*** Data supplied ***

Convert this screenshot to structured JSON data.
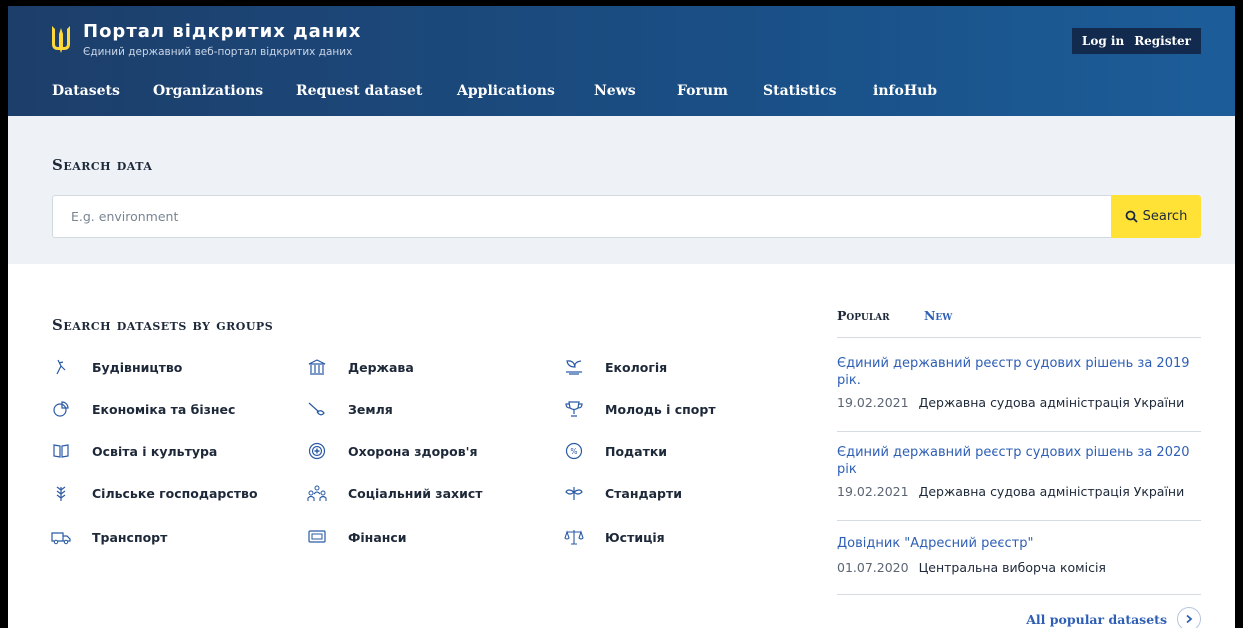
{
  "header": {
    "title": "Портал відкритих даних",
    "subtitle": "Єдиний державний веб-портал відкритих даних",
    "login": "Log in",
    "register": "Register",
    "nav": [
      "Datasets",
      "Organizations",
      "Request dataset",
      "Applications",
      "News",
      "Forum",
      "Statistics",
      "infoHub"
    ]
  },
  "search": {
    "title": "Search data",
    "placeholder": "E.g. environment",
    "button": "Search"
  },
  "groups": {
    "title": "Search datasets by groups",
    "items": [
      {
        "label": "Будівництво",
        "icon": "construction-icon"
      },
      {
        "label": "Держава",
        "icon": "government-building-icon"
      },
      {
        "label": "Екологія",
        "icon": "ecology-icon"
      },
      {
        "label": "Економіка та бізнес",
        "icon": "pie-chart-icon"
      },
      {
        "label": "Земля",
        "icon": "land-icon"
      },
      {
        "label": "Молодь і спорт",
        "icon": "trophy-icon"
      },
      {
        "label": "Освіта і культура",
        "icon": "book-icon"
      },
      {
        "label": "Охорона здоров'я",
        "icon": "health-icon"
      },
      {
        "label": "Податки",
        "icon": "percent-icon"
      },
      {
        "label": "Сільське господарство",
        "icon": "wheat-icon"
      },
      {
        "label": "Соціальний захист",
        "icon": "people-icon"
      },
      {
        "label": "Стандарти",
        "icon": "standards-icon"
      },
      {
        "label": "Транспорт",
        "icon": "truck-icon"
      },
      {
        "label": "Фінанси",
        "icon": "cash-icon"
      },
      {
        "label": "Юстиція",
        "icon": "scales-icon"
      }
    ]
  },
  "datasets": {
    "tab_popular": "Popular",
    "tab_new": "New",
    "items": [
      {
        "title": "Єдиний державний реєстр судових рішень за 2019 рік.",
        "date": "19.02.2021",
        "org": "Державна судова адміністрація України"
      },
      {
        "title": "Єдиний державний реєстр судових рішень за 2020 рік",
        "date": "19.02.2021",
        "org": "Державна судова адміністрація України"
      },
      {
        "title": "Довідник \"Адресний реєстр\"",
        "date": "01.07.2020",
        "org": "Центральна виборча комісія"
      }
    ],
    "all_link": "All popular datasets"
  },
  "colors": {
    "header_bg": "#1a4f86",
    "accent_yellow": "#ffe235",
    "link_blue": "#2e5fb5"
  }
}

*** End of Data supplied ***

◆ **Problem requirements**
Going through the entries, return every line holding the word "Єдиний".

◆ **Result for this task**
    "subtitle": "Єдиний державний веб-портал відкритих даних",
        "title": "Єдиний державний реєстр судових рішень за 2019 рік.",
        "title": "Єдиний державний реєстр судових рішень за 2020 рік",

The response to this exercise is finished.